"I would love to be on board the boat in the semifinals. But I'm afraid if that happened, we might not be able to pay the bills so we can carry on," he said.

Regular helmsman Ken Read said Conner had loved every minute of his day as captain. "He's been itching to get behind the wheel," he said. "He complained that we didn't bring our best sails out. But he would have complained if we had brought them. "By his absence Dennis is shown a lot of confidence in the sailing team."

Conner has not been on board since his lifetime friend Tom Whidden, joined the Stars & Stripes afterguard. The King of the Cup said he was "pleased" with his team's performance - ending up fifth in the fleet of 11, and making the cut. " -- Suzanne McFadeen, NZ Herald

Full story:

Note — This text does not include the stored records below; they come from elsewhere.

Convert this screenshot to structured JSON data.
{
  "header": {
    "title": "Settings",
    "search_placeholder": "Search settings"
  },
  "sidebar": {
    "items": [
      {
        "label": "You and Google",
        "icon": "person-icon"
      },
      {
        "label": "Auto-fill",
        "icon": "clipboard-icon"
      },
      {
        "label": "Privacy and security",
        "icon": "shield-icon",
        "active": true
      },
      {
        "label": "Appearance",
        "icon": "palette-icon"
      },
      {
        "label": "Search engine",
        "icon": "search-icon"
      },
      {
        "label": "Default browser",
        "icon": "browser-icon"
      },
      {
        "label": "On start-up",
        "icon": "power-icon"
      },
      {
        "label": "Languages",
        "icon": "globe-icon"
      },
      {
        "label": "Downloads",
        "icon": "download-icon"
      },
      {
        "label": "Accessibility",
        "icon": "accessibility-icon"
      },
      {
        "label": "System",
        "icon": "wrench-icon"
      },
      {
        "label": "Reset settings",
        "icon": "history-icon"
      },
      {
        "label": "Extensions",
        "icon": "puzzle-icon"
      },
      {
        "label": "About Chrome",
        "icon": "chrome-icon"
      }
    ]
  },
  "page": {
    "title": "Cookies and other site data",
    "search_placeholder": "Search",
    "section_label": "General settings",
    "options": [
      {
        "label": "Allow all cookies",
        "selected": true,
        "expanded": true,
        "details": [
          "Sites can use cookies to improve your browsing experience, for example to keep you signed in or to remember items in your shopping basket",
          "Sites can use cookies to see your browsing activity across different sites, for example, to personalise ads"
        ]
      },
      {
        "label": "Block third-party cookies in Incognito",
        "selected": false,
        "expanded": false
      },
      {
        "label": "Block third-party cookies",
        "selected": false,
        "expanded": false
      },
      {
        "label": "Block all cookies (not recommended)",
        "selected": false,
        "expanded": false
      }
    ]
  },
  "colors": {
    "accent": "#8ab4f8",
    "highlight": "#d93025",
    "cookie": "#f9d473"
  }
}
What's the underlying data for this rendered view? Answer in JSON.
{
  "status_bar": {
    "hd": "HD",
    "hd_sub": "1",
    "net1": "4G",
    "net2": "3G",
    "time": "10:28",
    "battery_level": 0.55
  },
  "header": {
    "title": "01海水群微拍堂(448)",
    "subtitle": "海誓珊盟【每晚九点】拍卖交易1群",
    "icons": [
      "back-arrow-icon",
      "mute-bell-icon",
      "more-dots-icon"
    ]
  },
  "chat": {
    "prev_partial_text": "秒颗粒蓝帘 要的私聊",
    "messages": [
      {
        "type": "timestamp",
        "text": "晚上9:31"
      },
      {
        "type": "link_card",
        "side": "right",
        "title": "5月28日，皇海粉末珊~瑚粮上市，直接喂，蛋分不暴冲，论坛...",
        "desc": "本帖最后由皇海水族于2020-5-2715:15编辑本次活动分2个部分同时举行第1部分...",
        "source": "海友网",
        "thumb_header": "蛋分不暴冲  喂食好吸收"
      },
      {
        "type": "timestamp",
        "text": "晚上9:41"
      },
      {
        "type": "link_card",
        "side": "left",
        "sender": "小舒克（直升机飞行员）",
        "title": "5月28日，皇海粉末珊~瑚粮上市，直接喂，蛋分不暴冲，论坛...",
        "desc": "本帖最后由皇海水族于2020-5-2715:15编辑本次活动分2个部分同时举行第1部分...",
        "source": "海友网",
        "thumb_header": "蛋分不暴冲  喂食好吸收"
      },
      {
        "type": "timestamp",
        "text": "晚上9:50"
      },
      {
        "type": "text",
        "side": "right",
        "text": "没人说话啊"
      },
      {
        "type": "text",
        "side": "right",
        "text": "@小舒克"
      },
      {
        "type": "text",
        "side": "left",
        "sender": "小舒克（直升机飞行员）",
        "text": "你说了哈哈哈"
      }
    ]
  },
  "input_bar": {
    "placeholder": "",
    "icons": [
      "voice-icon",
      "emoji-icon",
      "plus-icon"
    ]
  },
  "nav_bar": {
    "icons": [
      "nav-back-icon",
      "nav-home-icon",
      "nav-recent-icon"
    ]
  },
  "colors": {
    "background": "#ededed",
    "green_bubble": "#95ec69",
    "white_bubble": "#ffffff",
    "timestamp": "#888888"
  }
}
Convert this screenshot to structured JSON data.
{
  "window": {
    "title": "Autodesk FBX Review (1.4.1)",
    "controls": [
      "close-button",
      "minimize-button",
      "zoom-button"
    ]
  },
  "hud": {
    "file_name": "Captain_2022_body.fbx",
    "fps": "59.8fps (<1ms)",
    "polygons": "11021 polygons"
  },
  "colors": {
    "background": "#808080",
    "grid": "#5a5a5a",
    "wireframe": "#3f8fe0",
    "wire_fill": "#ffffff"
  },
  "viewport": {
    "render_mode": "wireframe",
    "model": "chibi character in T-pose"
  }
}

Following are some comments by Ed Baird, skipper of Young America, at the final press conference of RR3 "We are going to wrap up some things that are very important to us; one is to put USA-53 back in the water and make sure that it's sound and that it's repair is completely finished. We are going to finish some of the projects that we had underway that we expected to make us faster in the next round and we are going to confirm that they in fact work."

"We don't know how fast those guys (the Kiwis) are, and I don't think - unless somebody's doing something that we don't know about - I don't think anybody is going to find out before that first day of racing. So, the anxiety should be high at that point."

"At this point no, we don't have any plans but we are here as Challenger of Record as well as one of the challengers. If there's some way that we can help the challengers be stronger it might make sense, so the answer really at this time is - 'No, we have our own projects that we're in the middle of."

More quotes on the Louis Vuitton Cup website:

If you ate pasta and antipasta, would you still be hungry?